Instructions to follow => The answer should be one number, the count of lines in the data with "icon".

Given records =>
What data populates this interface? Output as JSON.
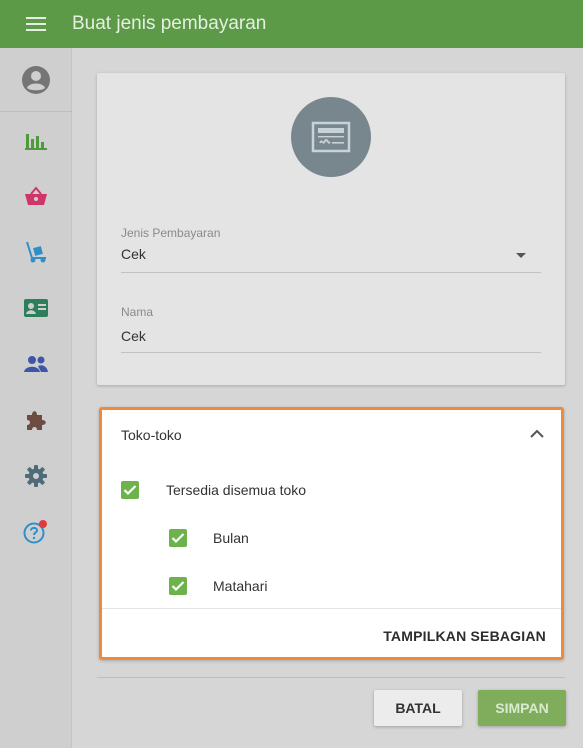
{
  "header": {
    "title": "Buat jenis pembayaran"
  },
  "sidebar": {
    "items": [
      {
        "icon": "account-circle-icon",
        "color": "#757575"
      },
      {
        "icon": "bar-chart-icon",
        "color": "#4f9a3c"
      },
      {
        "icon": "basket-icon",
        "color": "#d0356a"
      },
      {
        "icon": "hand-truck-icon",
        "color": "#2f8fc9"
      },
      {
        "icon": "contact-card-icon",
        "color": "#2e7d5b"
      },
      {
        "icon": "people-icon",
        "color": "#3e55a8"
      },
      {
        "icon": "puzzle-icon",
        "color": "#6d4c41"
      },
      {
        "icon": "gear-icon",
        "color": "#4f6a78"
      },
      {
        "icon": "help-icon",
        "color": "#2f8fc9"
      }
    ]
  },
  "form": {
    "payment_type_label": "Jenis Pembayaran",
    "payment_type_value": "Cek",
    "name_label": "Nama",
    "name_value": "Cek"
  },
  "stores": {
    "title": "Toko-toko",
    "all_label": "Tersedia disemua toko",
    "items": [
      {
        "label": "Bulan",
        "checked": true
      },
      {
        "label": "Matahari",
        "checked": true
      }
    ],
    "show_some_label": "TAMPILKAN SEBAGIAN"
  },
  "actions": {
    "cancel_label": "BATAL",
    "save_label": "SIMPAN"
  },
  "colors": {
    "accent": "#5c9a48",
    "highlight": "#ef8a3a",
    "check": "#6db24a"
  }
}
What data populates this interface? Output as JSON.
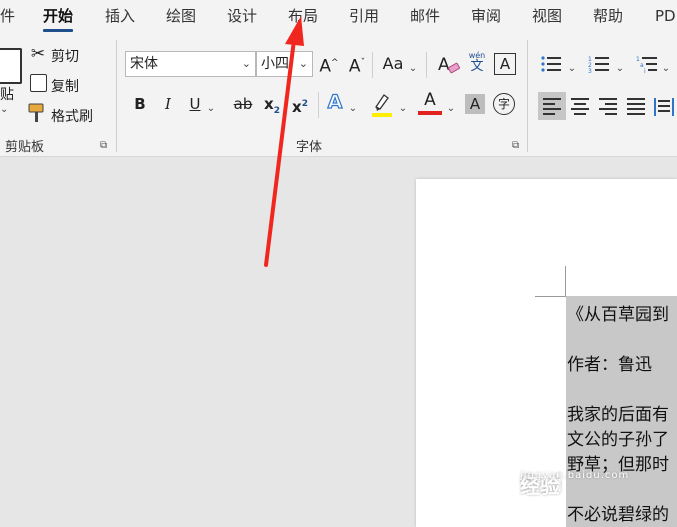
{
  "tabs": [
    {
      "id": "file",
      "label": "件"
    },
    {
      "id": "home",
      "label": "开始",
      "active": true
    },
    {
      "id": "insert",
      "label": "插入"
    },
    {
      "id": "draw",
      "label": "绘图"
    },
    {
      "id": "design",
      "label": "设计"
    },
    {
      "id": "layout",
      "label": "布局"
    },
    {
      "id": "references",
      "label": "引用"
    },
    {
      "id": "mailings",
      "label": "邮件"
    },
    {
      "id": "review",
      "label": "审阅"
    },
    {
      "id": "view",
      "label": "视图"
    },
    {
      "id": "help",
      "label": "帮助"
    },
    {
      "id": "pdf",
      "label": "PD"
    }
  ],
  "clipboard": {
    "paste_label": "贴",
    "cut_label": "剪切",
    "copy_label": "复制",
    "format_painter_label": "格式刷",
    "group_label": "剪贴板"
  },
  "font": {
    "font_name": "宋体",
    "font_size": "小四",
    "group_label": "字体",
    "grow": "A",
    "shrink": "A",
    "change_case": "Aa",
    "bold": "B",
    "italic": "I",
    "underline": "U",
    "strikethrough": "ab",
    "subscript": "x",
    "superscript": "x",
    "sub_mark": "2",
    "sup_mark": "2",
    "text_effect": "A",
    "font_color": "A",
    "char_shading": "A",
    "enclose": "字",
    "phonetic_top": "wén",
    "phonetic_bottom": "文",
    "char_border": "A",
    "colors": {
      "font_color": "#e0211d",
      "highlight": "#ffee00",
      "accent": "#1f4e8c",
      "arrow": "#f1271f"
    }
  },
  "document": {
    "lines": [
      "《从百草园到",
      "作者：鲁迅",
      "我家的后面有",
      "文公的子孙了",
      "野草；但那时",
      "不必说碧绿的"
    ]
  },
  "watermark": {
    "brand": "Bai",
    "brand2": "经验",
    "sub": "jingyan.baidu.com"
  }
}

Solution to this task => 9